Some people are describing the new changes to the NHS as the biggest ever. It depends on your perspective. I can guarantee that from a patient’s (i.e. ‘user’) perspective, you won’t notice much if anything. If you have a health problem, you’ll still probably contact your GP, have a frustrating conversation with the receptionist, who may eventually ‘allow’ you an audience with a GP. S/he may or may not know much about your condition, and so, by lottery, you may get referred on. In time, you may get seen by a doctor who knows what’s wrong with you, and hopefully they’ll prescribe the right treatment. The whole process usually takes a long time, is unpredictable and liable to fail at many points. ‘Gatekeepers’ hinder your progress at every turn.
The central, simplistic issue is how to join together the person with the problem and the person with the answer. All the rest is intermediary. It seems to me that IT systems are very good at ‘disintermediation’, i.e. routing the message to the right destination quickly, even if it is highly circuitous.
Wouldn’t it be good to easily get past the ‘gatekeeper’, and rapidly find the right answer? Referrals could be ‘shaped’ upstream, that is, directed appropriately, and a few, suitable alternatives presented, which could then be accessed straightaway. Isn’t it about time that the NHS broke down the dividing walls between health issues and solutions?

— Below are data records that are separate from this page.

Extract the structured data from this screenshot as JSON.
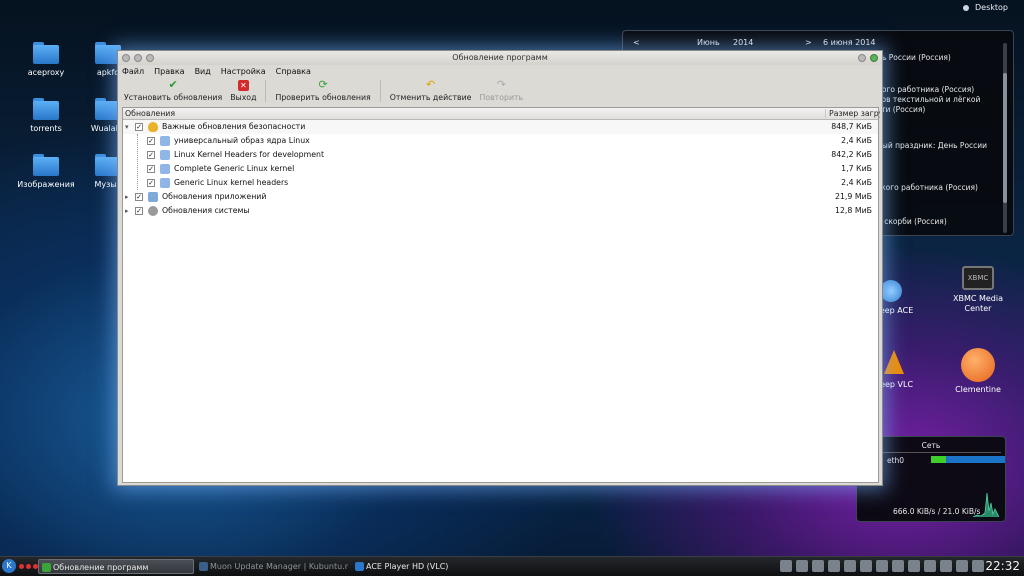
{
  "desktop": {
    "label": "Desktop",
    "icons": [
      {
        "label": "aceproxy"
      },
      {
        "label": "apkfo"
      },
      {
        "label": "torrents"
      },
      {
        "label": "WualaDr"
      },
      {
        "label": "Изображения"
      },
      {
        "label": "Музык"
      }
    ]
  },
  "calendar": {
    "prev": "<",
    "month": "Июнь",
    "year": "2014",
    "next": ">",
    "date": "6 июня 2014",
    "events": [
      "нь России (Россия)",
      "ного работника (Россия)",
      "ков текстильной и лёгкой",
      "сти (Россия)",
      "ный праздник: День России",
      "ского работника (Россия)",
      "и скорби (Россия)"
    ]
  },
  "right_apps": [
    {
      "label": "леер ACE"
    },
    {
      "label": "XBMC Media Center",
      "icon_text": "XBMC"
    },
    {
      "label": "леер VLC"
    },
    {
      "label": "Clementine"
    }
  ],
  "network": {
    "title": "Сеть",
    "interface": "eth0",
    "speed": "666.0 KiB/s / 21.0 KiB/s"
  },
  "window": {
    "title": "Обновление программ",
    "menu": [
      "Файл",
      "Правка",
      "Вид",
      "Настройка",
      "Справка"
    ],
    "toolbar": {
      "install": "Установить обновления",
      "quit": "Выход",
      "check": "Проверить обновления",
      "undo": "Отменить действие",
      "redo": "Повторить"
    },
    "columns": {
      "updates": "Обновления",
      "size": "Размер загру"
    },
    "rows": [
      {
        "name": "Важные обновления безопасности",
        "size": "848,7 КиБ"
      },
      {
        "name": "универсальный образ ядра Linux",
        "size": "2,4 КиБ"
      },
      {
        "name": "Linux Kernel Headers for development",
        "size": "842,2 КиБ"
      },
      {
        "name": "Complete Generic Linux kernel",
        "size": "1,7 КиБ"
      },
      {
        "name": "Generic Linux kernel headers",
        "size": "2,4 КиБ"
      },
      {
        "name": "Обновления приложений",
        "size": "21,9 МиБ"
      },
      {
        "name": "Обновления системы",
        "size": "12,8 МиБ"
      }
    ]
  },
  "taskbar": {
    "tasks": [
      "Обновление программ",
      "Muon Update Manager | Kubuntu.ru",
      "ACE Player HD (VLC)"
    ],
    "clock": "22:32"
  },
  "colors": {
    "accent": "#2a77cc",
    "selected_row": "#f7f7f7",
    "network_bar": "#1b74c7",
    "network_used": "#3ecf2a"
  }
}
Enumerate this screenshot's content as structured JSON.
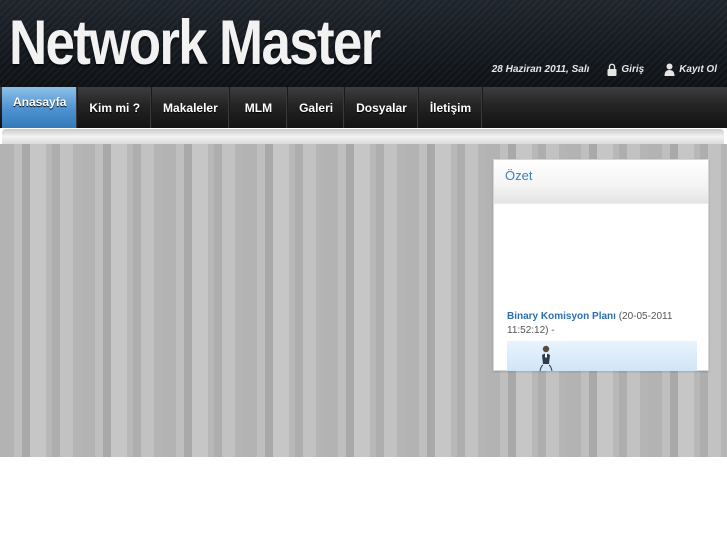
{
  "header": {
    "logo_text": "Network Master",
    "date": "28 Haziran 2011, Salı",
    "login_label": "Giriş",
    "login_icon": "lock-icon",
    "register_label": "Kayıt Ol",
    "register_icon": "user-icon"
  },
  "nav": {
    "items": [
      {
        "label": "Anasayfa",
        "active": true
      },
      {
        "label": "Kim mi ?"
      },
      {
        "label": "Makaleler"
      },
      {
        "label": "MLM"
      },
      {
        "label": "Galeri"
      },
      {
        "label": "Dosyalar"
      },
      {
        "label": "İletişim"
      }
    ]
  },
  "sidebar": {
    "panel_title": "Özet",
    "article_link": "Binary Komisyon Planı",
    "article_meta": " (20-05-2011 11:52:12) -",
    "thumbnail_icon": "person-icon"
  },
  "colors": {
    "accent_blue": "#4d92d0",
    "link_blue": "#2d6fae",
    "header_dark": "#14191f"
  }
}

There are many instances in the past of where barriers have been constructed to ‘protect’ something we’re told is highly valuable. In the end, they look like Berlin walls of oppression. Eventually, they get kicked down!